Sent: Tuesday, February 28, 2017 11:15 AM
To: [log in to unmask]
Subject: Re: valuation of insect collections

Each country's laws/rules are different. For institutions in the USA, this issue has been discussed many times on this list. Bottom line is that specimens must be appraised by an independent appraiser (not the donor nor the recipient), and the valuation must be made on the basis of "fair market value". This can only be determined by checking dealer's price lists,  not by any formula. If a species is not for sale anywhere, it has no market value, thus, no tax deduction. I suppose if the specimen is on a pin, the cost of the pin may be counted.
Anyone with a different view, please let us know.
All the best! - Barry

On Tue, Feb 28, 2017 at 10:28 AM, Jason Gibbs <[log in to unmask]<mailto:[log in to unmask]>> wrote:
We’ve been using this handy form from the Canadian National Collection to process our donations.


Jason Gibbs
Assistant Professor
Curator, J. B. Wallis / R. E. Roughley Museum of Entomology
University of Manitoba
Department of Entomology
12 Dafoe Rd., Animal Science/Entomology Bldg. Rm. 213
Winnipeg, MB, Canada
R3T 2N2
Phone: 204-474-7485<tel:(204)%20474-7485>

-So many mites, so little time!
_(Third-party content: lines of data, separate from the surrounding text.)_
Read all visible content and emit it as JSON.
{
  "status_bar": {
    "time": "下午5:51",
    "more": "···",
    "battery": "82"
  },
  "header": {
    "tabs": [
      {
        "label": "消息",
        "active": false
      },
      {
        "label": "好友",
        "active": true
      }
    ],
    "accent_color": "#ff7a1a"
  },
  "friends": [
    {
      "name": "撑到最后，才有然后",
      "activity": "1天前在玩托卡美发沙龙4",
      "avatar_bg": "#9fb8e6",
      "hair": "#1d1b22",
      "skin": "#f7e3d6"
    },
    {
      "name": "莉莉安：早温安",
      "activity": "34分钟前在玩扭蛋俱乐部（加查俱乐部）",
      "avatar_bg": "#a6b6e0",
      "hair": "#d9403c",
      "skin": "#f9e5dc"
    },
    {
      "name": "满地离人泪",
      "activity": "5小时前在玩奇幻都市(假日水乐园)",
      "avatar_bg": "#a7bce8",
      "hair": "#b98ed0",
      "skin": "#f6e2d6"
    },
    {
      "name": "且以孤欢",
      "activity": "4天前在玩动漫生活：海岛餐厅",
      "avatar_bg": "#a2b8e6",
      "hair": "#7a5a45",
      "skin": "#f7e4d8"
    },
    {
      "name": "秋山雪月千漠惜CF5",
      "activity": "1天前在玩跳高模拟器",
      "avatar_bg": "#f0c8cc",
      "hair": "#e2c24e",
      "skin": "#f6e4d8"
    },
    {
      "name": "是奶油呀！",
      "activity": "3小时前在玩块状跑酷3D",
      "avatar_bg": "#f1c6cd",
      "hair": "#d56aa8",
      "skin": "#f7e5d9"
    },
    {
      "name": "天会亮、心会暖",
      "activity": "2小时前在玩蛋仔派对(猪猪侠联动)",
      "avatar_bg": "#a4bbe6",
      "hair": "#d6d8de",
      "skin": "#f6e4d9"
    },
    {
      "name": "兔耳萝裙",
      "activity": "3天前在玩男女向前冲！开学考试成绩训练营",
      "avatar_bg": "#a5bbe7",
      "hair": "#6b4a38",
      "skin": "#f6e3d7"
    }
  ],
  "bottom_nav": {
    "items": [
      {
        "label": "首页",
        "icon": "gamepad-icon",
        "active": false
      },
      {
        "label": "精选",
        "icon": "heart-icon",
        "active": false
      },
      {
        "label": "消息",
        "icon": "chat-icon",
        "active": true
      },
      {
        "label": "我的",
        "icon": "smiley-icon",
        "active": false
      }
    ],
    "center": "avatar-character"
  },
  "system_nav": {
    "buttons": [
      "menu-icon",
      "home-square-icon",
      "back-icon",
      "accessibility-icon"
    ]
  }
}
Barry M. OConnor
Professor  & Curator
Department of Ecology & Evolutionary Biology
University of Michigan                  phone: 734-763-4354
1109 Geddes Ave.                          fax: 734-763-4080
Ann Arbor, MI 48109-1079          e-mail: [log in to unmask]<mailto:[log in to unmask]>